+++ INPUT MATERIAL +++

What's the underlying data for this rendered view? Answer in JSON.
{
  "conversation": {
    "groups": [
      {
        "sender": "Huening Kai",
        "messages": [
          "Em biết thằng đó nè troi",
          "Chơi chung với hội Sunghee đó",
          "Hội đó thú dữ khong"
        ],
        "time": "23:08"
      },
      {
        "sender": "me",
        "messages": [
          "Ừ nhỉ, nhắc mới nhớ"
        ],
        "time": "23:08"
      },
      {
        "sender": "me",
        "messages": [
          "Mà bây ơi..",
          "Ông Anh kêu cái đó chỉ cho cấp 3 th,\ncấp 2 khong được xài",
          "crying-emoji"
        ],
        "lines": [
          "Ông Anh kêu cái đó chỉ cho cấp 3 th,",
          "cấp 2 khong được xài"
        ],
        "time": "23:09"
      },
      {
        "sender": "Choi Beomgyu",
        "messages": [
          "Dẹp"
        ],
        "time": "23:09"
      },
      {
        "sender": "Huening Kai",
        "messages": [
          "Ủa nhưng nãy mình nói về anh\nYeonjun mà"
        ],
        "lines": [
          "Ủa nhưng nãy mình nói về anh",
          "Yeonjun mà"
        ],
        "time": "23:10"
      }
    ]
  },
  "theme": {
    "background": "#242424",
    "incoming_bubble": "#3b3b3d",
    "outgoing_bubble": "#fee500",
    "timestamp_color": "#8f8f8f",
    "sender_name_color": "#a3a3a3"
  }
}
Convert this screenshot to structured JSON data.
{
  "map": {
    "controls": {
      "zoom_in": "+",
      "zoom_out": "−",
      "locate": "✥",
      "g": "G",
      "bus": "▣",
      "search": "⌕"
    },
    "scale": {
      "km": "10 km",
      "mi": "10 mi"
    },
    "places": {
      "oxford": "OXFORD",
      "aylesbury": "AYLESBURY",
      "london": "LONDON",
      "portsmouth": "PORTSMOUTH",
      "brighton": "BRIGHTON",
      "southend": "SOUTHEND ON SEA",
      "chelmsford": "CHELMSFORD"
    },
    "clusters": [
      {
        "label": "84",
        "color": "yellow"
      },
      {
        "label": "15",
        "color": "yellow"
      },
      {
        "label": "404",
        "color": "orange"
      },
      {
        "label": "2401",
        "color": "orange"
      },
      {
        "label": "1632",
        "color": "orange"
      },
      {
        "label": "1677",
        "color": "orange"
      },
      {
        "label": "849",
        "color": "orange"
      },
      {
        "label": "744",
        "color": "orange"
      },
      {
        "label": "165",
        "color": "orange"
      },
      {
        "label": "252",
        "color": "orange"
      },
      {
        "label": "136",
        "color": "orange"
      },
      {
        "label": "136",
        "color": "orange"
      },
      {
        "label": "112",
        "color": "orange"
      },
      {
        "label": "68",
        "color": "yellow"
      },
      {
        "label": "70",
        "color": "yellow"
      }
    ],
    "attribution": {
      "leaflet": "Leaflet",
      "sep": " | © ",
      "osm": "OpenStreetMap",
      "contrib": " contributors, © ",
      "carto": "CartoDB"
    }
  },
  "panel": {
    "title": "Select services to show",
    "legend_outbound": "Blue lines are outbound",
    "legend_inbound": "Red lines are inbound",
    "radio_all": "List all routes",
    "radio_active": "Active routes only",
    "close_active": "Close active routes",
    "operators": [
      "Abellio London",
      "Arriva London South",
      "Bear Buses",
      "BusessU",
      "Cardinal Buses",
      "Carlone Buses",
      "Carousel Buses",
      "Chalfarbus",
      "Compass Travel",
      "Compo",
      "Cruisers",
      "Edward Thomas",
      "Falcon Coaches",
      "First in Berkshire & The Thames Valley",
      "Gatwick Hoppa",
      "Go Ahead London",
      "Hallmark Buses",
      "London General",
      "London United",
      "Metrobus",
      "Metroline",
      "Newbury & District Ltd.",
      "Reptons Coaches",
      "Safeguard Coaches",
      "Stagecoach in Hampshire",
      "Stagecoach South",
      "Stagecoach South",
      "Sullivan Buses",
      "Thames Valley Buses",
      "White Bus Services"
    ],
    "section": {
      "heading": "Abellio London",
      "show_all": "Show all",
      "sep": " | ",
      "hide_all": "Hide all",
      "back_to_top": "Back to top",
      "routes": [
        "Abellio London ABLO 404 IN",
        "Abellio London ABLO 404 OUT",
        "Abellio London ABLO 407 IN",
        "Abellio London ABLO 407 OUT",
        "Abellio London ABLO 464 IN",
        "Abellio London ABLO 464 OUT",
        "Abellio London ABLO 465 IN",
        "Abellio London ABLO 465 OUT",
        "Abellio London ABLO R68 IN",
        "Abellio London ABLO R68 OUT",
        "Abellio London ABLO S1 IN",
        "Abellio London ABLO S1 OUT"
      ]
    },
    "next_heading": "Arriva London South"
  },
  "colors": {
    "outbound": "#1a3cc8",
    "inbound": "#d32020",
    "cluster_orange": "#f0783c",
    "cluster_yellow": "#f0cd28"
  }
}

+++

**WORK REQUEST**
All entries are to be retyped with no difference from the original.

**RESPONSE**
What's the underlying data for this rendered view? Answer in JSON.
{
  "conversation": {
    "groups": [
      {
        "sender": "Huening Kai",
        "messages": [
          "Em biết thằng đó nè troi",
          "Chơi chung với hội Sunghee đó",
          "Hội đó thú dữ khong"
        ],
        "time": "23:08"
      },
      {
        "sender": "me",
        "messages": [
          "Ừ nhỉ, nhắc mới nhớ"
        ],
        "time": "23:08"
      },
      {
        "sender": "me",
        "messages": [
          "Mà bây ơi..",
          "Ông Anh kêu cái đó chỉ cho cấp 3 th,\ncấp 2 khong được xài",
          "crying-emoji"
        ],
        "lines": [
          "Ông Anh kêu cái đó chỉ cho cấp 3 th,",
          "cấp 2 khong được xài"
        ],
        "time": "23:09"
      },
      {
        "sender": "Choi Beomgyu",
        "messages": [
          "Dẹp"
        ],
        "time": "23:09"
      },
      {
        "sender": "Huening Kai",
        "messages": [
          "Ủa nhưng nãy mình nói về anh\nYeonjun mà"
        ],
        "lines": [
          "Ủa nhưng nãy mình nói về anh",
          "Yeonjun mà"
        ],
        "time": "23:10"
      }
    ]
  },
  "theme": {
    "background": "#242424",
    "incoming_bubble": "#3b3b3d",
    "outgoing_bubble": "#fee500",
    "timestamp_color": "#8f8f8f",
    "sender_name_color": "#a3a3a3"
  }
}
Convert this screenshot to structured JSON data.
{
  "map": {
    "controls": {
      "zoom_in": "+",
      "zoom_out": "−",
      "locate": "✥",
      "g": "G",
      "bus": "▣",
      "search": "⌕"
    },
    "scale": {
      "km": "10 km",
      "mi": "10 mi"
    },
    "places": {
      "oxford": "OXFORD",
      "aylesbury": "AYLESBURY",
      "london": "LONDON",
      "portsmouth": "PORTSMOUTH",
      "brighton": "BRIGHTON",
      "southend": "SOUTHEND ON SEA",
      "chelmsford": "CHELMSFORD"
    },
    "clusters": [
      {
        "label": "84",
        "color": "yellow"
      },
      {
        "label": "15",
        "color": "yellow"
      },
      {
        "label": "404",
        "color": "orange"
      },
      {
        "label": "2401",
        "color": "orange"
      },
      {
        "label": "1632",
        "color": "orange"
      },
      {
        "label": "1677",
        "color": "orange"
      },
      {
        "label": "849",
        "color": "orange"
      },
      {
        "label": "744",
        "color": "orange"
      },
      {
        "label": "165",
        "color": "orange"
      },
      {
        "label": "252",
        "color": "orange"
      },
      {
        "label": "136",
        "color": "orange"
      },
      {
        "label": "136",
        "color": "orange"
      },
      {
        "label": "112",
        "color": "orange"
      },
      {
        "label": "68",
        "color": "yellow"
      },
      {
        "label": "70",
        "color": "yellow"
      }
    ],
    "attribution": {
      "leaflet": "Leaflet",
      "sep": " | © ",
      "osm": "OpenStreetMap",
      "contrib": " contributors, © ",
      "carto": "CartoDB"
    }
  },
  "panel": {
    "title": "Select services to show",
    "legend_outbound": "Blue lines are outbound",
    "legend_inbound": "Red lines are inbound",
    "radio_all": "List all routes",
    "radio_active": "Active routes only",
    "close_active": "Close active routes",
    "operators": [
      "Abellio London",
      "Arriva London South",
      "Bear Buses",
      "BusessU",
      "Cardinal Buses",
      "Carlone Buses",
      "Carousel Buses",
      "Chalfarbus",
      "Compass Travel",
      "Compo",
      "Cruisers",
      "Edward Thomas",
      "Falcon Coaches",
      "First in Berkshire & The Thames Valley",
      "Gatwick Hoppa",
      "Go Ahead London",
      "Hallmark Buses",
      "London General",
      "London United",
      "Metrobus",
      "Metroline",
      "Newbury & District Ltd.",
      "Reptons Coaches",
      "Safeguard Coaches",
      "Stagecoach in Hampshire",
      "Stagecoach South",
      "Stagecoach South",
      "Sullivan Buses",
      "Thames Valley Buses",
      "White Bus Services"
    ],
    "section": {
      "heading": "Abellio London",
      "show_all": "Show all",
      "sep": " | ",
      "hide_all": "Hide all",
      "back_to_top": "Back to top",
      "routes": [
        "Abellio London ABLO 404 IN",
        "Abellio London ABLO 404 OUT",
        "Abellio London ABLO 407 IN",
        "Abellio London ABLO 407 OUT",
        "Abellio London ABLO 464 IN",
        "Abellio London ABLO 464 OUT",
        "Abellio London ABLO 465 IN",
        "Abellio London ABLO 465 OUT",
        "Abellio London ABLO R68 IN",
        "Abellio London ABLO R68 OUT",
        "Abellio London ABLO S1 IN",
        "Abellio London ABLO S1 OUT"
      ]
    },
    "next_heading": "Arriva London South"
  },
  "colors": {
    "outbound": "#1a3cc8",
    "inbound": "#d32020",
    "cluster_orange": "#f0783c",
    "cluster_yellow": "#f0cd28"
  }
}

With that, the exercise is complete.